Health care professionals are frequently one of the first points of contact in episodes of intimate partner violence (IPV). This paper presents qualitative data from a larger research project on IPV-related content in undergraduate curriculum for Australian health care professionals. IPV is a serious public health issue with findings from this paper supporting the proposition that key health care workers such as nurses, midwives and paramedics are ill prepared to respond to the challenges it poses. Objective: This study sought to better understand the barriers and facilitators to the inclusion of IPV-related content into undergraduate curricula for nurses, midwives and paramedics. Design: A multiple-phase, mixed method case study design was the overarching research framework. Setting: This is the first national study on the topic in Australia. Participants and Methods: Guided conversations with 18 academics teaching into undergraduate nursing, midwifery and paramedicine courses across Australia. Results and Conclusions: There is a paucity of IPV-related content, with curriculum crowding being a major barrier to its inclusion. Additionally, the qualitative data suggests that IPV is not accepted by academics as being central to the role of a health care professional generally, and nursing more specifically. When contrasted to the emergent needs of those who experience IPV the findings from this study suggest that greater priority should be placed on increasing IPV-related content and academic's capability to teach that content.

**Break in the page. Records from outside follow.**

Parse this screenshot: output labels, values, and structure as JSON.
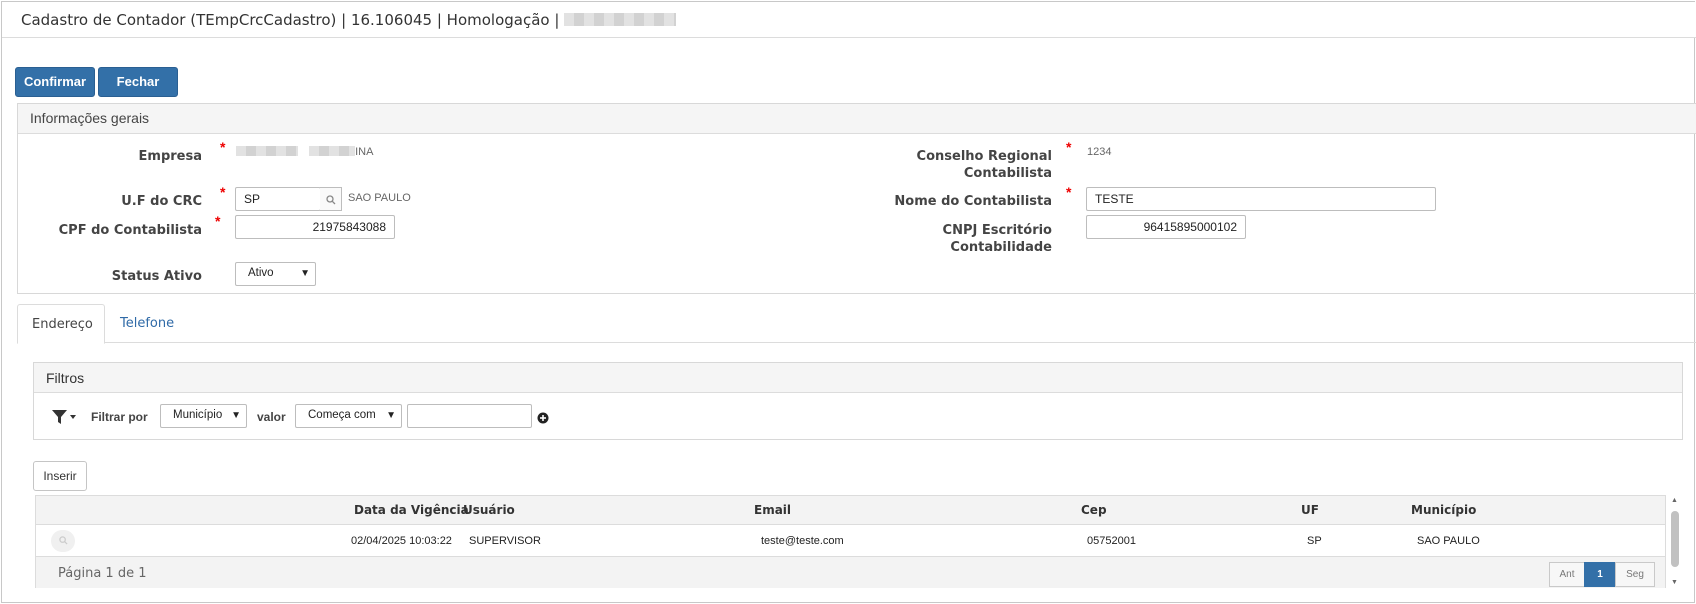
{
  "window": {
    "title": "Cadastro de Contador (TEmpCrcCadastro) | 16.106045 | Homologação |"
  },
  "toolbar": {
    "confirm_label": "Confirmar",
    "close_label": "Fechar"
  },
  "general": {
    "header": "Informações gerais",
    "empresa": {
      "label": "Empresa",
      "value_suffix": "INA"
    },
    "uf_crc": {
      "label": "U.F do CRC",
      "value": "SP",
      "description": "SAO PAULO"
    },
    "cpf": {
      "label": "CPF do Contabilista",
      "value": "21975843088"
    },
    "status": {
      "label": "Status Ativo",
      "value": "Ativo"
    },
    "conselho": {
      "label_line1": "Conselho Regional",
      "label_line2": "Contabilista",
      "value": "1234"
    },
    "nome": {
      "label": "Nome do Contabilista",
      "value": "TESTE"
    },
    "cnpj": {
      "label_line1": "CNPJ Escritório",
      "label_line2": "Contabilidade",
      "value": "96415895000102"
    }
  },
  "tabs": [
    {
      "label": "Endereço",
      "active": true
    },
    {
      "label": "Telefone",
      "active": false
    }
  ],
  "filters": {
    "header": "Filtros",
    "filter_by_label": "Filtrar por",
    "field_value": "Município",
    "value_label": "valor",
    "operator_value": "Começa com",
    "text_value": ""
  },
  "insert_label": "Inserir",
  "grid": {
    "columns": [
      "Data da Vigência",
      "Usuário",
      "Email",
      "Cep",
      "UF",
      "Município"
    ],
    "rows": [
      [
        "02/04/2025 10:03:22",
        "SUPERVISOR",
        "teste@teste.com",
        "05752001",
        "SP",
        "SAO PAULO"
      ]
    ],
    "page_info": "Página 1 de 1",
    "pager": {
      "prev": "Ant",
      "current": "1",
      "next": "Seg"
    }
  },
  "icons": {
    "search": "search-icon",
    "filter": "filter-icon",
    "add": "plus-circle-icon",
    "view": "magnifier-icon"
  },
  "colors": {
    "primary": "#3370a8",
    "required": "#e00000",
    "link": "#2f6aa7"
  }
}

- Case study design
- Inter-partner violence
- Midwifery and paramedic curricula
- Nursing undergraduate curricula
- Qualitative methods